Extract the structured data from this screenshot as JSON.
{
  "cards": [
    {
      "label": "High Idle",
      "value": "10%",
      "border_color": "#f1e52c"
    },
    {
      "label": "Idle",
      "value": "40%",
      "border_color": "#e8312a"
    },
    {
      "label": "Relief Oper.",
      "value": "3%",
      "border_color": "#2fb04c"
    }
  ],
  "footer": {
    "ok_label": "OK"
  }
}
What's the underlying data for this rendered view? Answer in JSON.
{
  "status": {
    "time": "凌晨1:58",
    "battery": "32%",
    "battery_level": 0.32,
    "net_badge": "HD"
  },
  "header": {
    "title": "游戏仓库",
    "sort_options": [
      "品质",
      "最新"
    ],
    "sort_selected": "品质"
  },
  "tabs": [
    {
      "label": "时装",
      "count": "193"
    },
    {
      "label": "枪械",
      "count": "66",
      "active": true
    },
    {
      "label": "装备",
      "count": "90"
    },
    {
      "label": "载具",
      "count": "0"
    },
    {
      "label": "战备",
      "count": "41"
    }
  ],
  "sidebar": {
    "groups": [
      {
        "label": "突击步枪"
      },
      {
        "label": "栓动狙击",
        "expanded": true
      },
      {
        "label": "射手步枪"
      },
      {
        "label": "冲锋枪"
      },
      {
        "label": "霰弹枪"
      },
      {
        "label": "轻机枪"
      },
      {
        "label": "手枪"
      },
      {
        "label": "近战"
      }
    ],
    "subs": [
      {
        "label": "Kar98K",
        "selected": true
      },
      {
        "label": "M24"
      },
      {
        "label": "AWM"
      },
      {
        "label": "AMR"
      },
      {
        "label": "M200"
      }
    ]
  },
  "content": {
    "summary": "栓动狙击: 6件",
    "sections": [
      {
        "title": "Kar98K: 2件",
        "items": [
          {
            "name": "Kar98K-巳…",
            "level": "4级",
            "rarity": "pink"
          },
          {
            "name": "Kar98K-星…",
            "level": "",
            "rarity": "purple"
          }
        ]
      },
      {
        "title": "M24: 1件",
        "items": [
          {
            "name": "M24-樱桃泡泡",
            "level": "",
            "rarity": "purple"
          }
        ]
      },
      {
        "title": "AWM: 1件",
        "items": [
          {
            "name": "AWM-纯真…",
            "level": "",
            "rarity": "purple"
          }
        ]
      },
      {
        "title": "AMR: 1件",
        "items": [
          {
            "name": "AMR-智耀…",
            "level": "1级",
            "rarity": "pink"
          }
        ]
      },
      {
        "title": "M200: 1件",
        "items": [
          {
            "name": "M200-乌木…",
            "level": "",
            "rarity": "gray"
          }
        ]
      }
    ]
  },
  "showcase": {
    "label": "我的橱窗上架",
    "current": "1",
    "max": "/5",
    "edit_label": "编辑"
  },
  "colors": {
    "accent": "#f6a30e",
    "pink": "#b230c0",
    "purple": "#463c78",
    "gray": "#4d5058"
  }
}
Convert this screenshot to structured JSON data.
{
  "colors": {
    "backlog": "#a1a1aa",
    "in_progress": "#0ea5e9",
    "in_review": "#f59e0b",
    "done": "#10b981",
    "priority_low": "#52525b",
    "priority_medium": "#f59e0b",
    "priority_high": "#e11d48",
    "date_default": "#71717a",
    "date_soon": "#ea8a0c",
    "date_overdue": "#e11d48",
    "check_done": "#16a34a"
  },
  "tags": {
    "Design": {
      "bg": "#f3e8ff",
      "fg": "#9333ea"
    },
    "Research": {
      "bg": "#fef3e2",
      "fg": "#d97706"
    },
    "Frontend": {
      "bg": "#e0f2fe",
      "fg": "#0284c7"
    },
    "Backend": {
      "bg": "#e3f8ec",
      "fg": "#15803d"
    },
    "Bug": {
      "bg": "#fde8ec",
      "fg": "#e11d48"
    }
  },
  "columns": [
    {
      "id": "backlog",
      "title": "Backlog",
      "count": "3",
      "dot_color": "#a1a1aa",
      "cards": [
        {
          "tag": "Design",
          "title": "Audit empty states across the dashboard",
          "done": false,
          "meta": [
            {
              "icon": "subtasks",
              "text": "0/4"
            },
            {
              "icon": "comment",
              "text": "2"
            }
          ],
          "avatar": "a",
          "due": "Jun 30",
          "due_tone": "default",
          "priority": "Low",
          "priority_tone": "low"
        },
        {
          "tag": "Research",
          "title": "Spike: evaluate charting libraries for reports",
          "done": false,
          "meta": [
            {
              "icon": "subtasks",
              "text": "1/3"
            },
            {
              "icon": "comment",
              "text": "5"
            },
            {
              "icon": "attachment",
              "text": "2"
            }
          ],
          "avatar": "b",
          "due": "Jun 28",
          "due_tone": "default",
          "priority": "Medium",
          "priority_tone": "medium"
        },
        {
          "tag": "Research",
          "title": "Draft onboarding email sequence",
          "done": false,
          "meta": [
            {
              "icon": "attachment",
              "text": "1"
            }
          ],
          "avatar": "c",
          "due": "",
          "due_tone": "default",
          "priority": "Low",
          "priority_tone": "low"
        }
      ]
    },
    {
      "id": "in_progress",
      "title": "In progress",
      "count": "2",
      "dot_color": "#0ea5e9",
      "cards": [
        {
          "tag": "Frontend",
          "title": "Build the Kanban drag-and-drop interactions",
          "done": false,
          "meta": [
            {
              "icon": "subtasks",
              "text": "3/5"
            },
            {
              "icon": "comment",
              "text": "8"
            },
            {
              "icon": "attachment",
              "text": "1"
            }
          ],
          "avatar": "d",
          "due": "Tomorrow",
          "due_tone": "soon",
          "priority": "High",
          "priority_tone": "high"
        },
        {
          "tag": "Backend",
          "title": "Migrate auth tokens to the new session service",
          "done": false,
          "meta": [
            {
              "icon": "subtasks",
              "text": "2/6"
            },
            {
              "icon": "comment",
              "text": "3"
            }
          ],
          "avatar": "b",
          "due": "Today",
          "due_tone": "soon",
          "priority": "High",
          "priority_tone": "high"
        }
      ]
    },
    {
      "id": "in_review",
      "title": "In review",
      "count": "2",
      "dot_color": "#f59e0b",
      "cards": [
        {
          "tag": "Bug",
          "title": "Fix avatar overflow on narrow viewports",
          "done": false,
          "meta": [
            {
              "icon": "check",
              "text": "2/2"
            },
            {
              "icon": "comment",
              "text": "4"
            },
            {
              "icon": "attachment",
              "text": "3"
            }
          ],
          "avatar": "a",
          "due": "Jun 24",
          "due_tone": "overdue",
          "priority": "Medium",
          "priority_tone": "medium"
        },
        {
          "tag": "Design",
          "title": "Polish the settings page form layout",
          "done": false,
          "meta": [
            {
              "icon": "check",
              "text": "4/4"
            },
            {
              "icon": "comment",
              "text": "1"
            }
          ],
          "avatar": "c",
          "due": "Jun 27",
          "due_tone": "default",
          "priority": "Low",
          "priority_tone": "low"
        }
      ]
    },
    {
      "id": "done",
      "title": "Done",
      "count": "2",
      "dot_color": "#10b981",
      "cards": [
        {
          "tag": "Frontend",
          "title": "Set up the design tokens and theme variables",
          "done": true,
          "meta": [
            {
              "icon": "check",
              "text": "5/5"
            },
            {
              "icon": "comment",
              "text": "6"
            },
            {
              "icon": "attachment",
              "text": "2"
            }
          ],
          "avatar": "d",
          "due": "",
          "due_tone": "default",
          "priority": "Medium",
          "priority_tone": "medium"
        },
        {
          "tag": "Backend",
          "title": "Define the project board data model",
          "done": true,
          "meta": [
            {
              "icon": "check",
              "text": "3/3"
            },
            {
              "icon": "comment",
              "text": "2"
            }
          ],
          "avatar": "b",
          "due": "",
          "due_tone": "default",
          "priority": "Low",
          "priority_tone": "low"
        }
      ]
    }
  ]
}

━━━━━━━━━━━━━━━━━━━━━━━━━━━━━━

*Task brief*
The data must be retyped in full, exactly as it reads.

*Response box*
Extract the structured data from this screenshot as JSON.
{
  "cards": [
    {
      "label": "High Idle",
      "value": "10%",
      "border_color": "#f1e52c"
    },
    {
      "label": "Idle",
      "value": "40%",
      "border_color": "#e8312a"
    },
    {
      "label": "Relief Oper.",
      "value": "3%",
      "border_color": "#2fb04c"
    }
  ],
  "footer": {
    "ok_label": "OK"
  }
}
What's the underlying data for this rendered view? Answer in JSON.
{
  "status": {
    "time": "凌晨1:58",
    "battery": "32%",
    "battery_level": 0.32,
    "net_badge": "HD"
  },
  "header": {
    "title": "游戏仓库",
    "sort_options": [
      "品质",
      "最新"
    ],
    "sort_selected": "品质"
  },
  "tabs": [
    {
      "label": "时装",
      "count": "193"
    },
    {
      "label": "枪械",
      "count": "66",
      "active": true
    },
    {
      "label": "装备",
      "count": "90"
    },
    {
      "label": "载具",
      "count": "0"
    },
    {
      "label": "战备",
      "count": "41"
    }
  ],
  "sidebar": {
    "groups": [
      {
        "label": "突击步枪"
      },
      {
        "label": "栓动狙击",
        "expanded": true
      },
      {
        "label": "射手步枪"
      },
      {
        "label": "冲锋枪"
      },
      {
        "label": "霰弹枪"
      },
      {
        "label": "轻机枪"
      },
      {
        "label": "手枪"
      },
      {
        "label": "近战"
      }
    ],
    "subs": [
      {
        "label": "Kar98K",
        "selected": true
      },
      {
        "label": "M24"
      },
      {
        "label": "AWM"
      },
      {
        "label": "AMR"
      },
      {
        "label": "M200"
      }
    ]
  },
  "content": {
    "summary": "栓动狙击: 6件",
    "sections": [
      {
        "title": "Kar98K: 2件",
        "items": [
          {
            "name": "Kar98K-巳…",
            "level": "4级",
            "rarity": "pink"
          },
          {
            "name": "Kar98K-星…",
            "level": "",
            "rarity": "purple"
          }
        ]
      },
      {
        "title": "M24: 1件",
        "items": [
          {
            "name": "M24-樱桃泡泡",
            "level": "",
            "rarity": "purple"
          }
        ]
      },
      {
        "title": "AWM: 1件",
        "items": [
          {
            "name": "AWM-纯真…",
            "level": "",
            "rarity": "purple"
          }
        ]
      },
      {
        "title": "AMR: 1件",
        "items": [
          {
            "name": "AMR-智耀…",
            "level": "1级",
            "rarity": "pink"
          }
        ]
      },
      {
        "title": "M200: 1件",
        "items": [
          {
            "name": "M200-乌木…",
            "level": "",
            "rarity": "gray"
          }
        ]
      }
    ]
  },
  "showcase": {
    "label": "我的橱窗上架",
    "current": "1",
    "max": "/5",
    "edit_label": "编辑"
  },
  "colors": {
    "accent": "#f6a30e",
    "pink": "#b230c0",
    "purple": "#463c78",
    "gray": "#4d5058"
  }
}
Convert this screenshot to structured JSON data.
{
  "colors": {
    "backlog": "#a1a1aa",
    "in_progress": "#0ea5e9",
    "in_review": "#f59e0b",
    "done": "#10b981",
    "priority_low": "#52525b",
    "priority_medium": "#f59e0b",
    "priority_high": "#e11d48",
    "date_default": "#71717a",
    "date_soon": "#ea8a0c",
    "date_overdue": "#e11d48",
    "check_done": "#16a34a"
  },
  "tags": {
    "Design": {
      "bg": "#f3e8ff",
      "fg": "#9333ea"
    },
    "Research": {
      "bg": "#fef3e2",
      "fg": "#d97706"
    },
    "Frontend": {
      "bg": "#e0f2fe",
      "fg": "#0284c7"
    },
    "Backend": {
      "bg": "#e3f8ec",
      "fg": "#15803d"
    },
    "Bug": {
      "bg": "#fde8ec",
      "fg": "#e11d48"
    }
  },
  "columns": [
    {
      "id": "backlog",
      "title": "Backlog",
      "count": "3",
      "dot_color": "#a1a1aa",
      "cards": [
        {
          "tag": "Design",
          "title": "Audit empty states across the dashboard",
          "done": false,
          "meta": [
            {
              "icon": "subtasks",
              "text": "0/4"
            },
            {
              "icon": "comment",
              "text": "2"
            }
          ],
          "avatar": "a",
          "due": "Jun 30",
          "due_tone": "default",
          "priority": "Low",
          "priority_tone": "low"
        },
        {
          "tag": "Research",
          "title": "Spike: evaluate charting libraries for reports",
          "done": false,
          "meta": [
            {
              "icon": "subtasks",
              "text": "1/3"
            },
            {
              "icon": "comment",
              "text": "5"
            },
            {
              "icon": "attachment",
              "text": "2"
            }
          ],
          "avatar": "b",
          "due": "Jun 28",
          "due_tone": "default",
          "priority": "Medium",
          "priority_tone": "medium"
        },
        {
          "tag": "Research",
          "title": "Draft onboarding email sequence",
          "done": false,
          "meta": [
            {
              "icon": "attachment",
              "text": "1"
            }
          ],
          "avatar": "c",
          "due": "",
          "due_tone": "default",
          "priority": "Low",
          "priority_tone": "low"
        }
      ]
    },
    {
      "id": "in_progress",
      "title": "In progress",
      "count": "2",
      "dot_color": "#0ea5e9",
      "cards": [
        {
          "tag": "Frontend",
          "title": "Build the Kanban drag-and-drop interactions",
          "done": false,
          "meta": [
            {
              "icon": "subtasks",
              "text": "3/5"
            },
            {
              "icon": "comment",
              "text": "8"
            },
            {
              "icon": "attachment",
              "text": "1"
            }
          ],
          "avatar": "d",
          "due": "Tomorrow",
          "due_tone": "soon",
          "priority": "High",
          "priority_tone": "high"
        },
        {
          "tag": "Backend",
          "title": "Migrate auth tokens to the new session service",
          "done": false,
          "meta": [
            {
              "icon": "subtasks",
              "text": "2/6"
            },
            {
              "icon": "comment",
              "text": "3"
            }
          ],
          "avatar": "b",
          "due": "Today",
          "due_tone": "soon",
          "priority": "High",
          "priority_tone": "high"
        }
      ]
    },
    {
      "id": "in_review",
      "title": "In review",
      "count": "2",
      "dot_color": "#f59e0b",
      "cards": [
        {
          "tag": "Bug",
          "title": "Fix avatar overflow on narrow viewports",
          "done": false,
          "meta": [
            {
              "icon": "check",
              "text": "2/2"
            },
            {
              "icon": "comment",
              "text": "4"
            },
            {
              "icon": "attachment",
              "text": "3"
            }
          ],
          "avatar": "a",
          "due": "Jun 24",
          "due_tone": "overdue",
          "priority": "Medium",
          "priority_tone": "medium"
        },
        {
          "tag": "Design",
          "title": "Polish the settings page form layout",
          "done": false,
          "meta": [
            {
              "icon": "check",
              "text": "4/4"
            },
            {
              "icon": "comment",
              "text": "1"
            }
          ],
          "avatar": "c",
          "due": "Jun 27",
          "due_tone": "default",
          "priority": "Low",
          "priority_tone": "low"
        }
      ]
    },
    {
      "id": "done",
      "title": "Done",
      "count": "2",
      "dot_color": "#10b981",
      "cards": [
        {
          "tag": "Frontend",
          "title": "Set up the design tokens and theme variables",
          "done": true,
          "meta": [
            {
              "icon": "check",
              "text": "5/5"
            },
            {
              "icon": "comment",
              "text": "6"
            },
            {
              "icon": "attachment",
              "text": "2"
            }
          ],
          "avatar": "d",
          "due": "",
          "due_tone": "default",
          "priority": "Medium",
          "priority_tone": "medium"
        },
        {
          "tag": "Backend",
          "title": "Define the project board data model",
          "done": true,
          "meta": [
            {
              "icon": "check",
              "text": "3/3"
            },
            {
              "icon": "comment",
              "text": "2"
            }
          ],
          "avatar": "b",
          "due": "",
          "due_tone": "default",
          "priority": "Low",
          "priority_tone": "low"
        }
      ]
    }
  ]
}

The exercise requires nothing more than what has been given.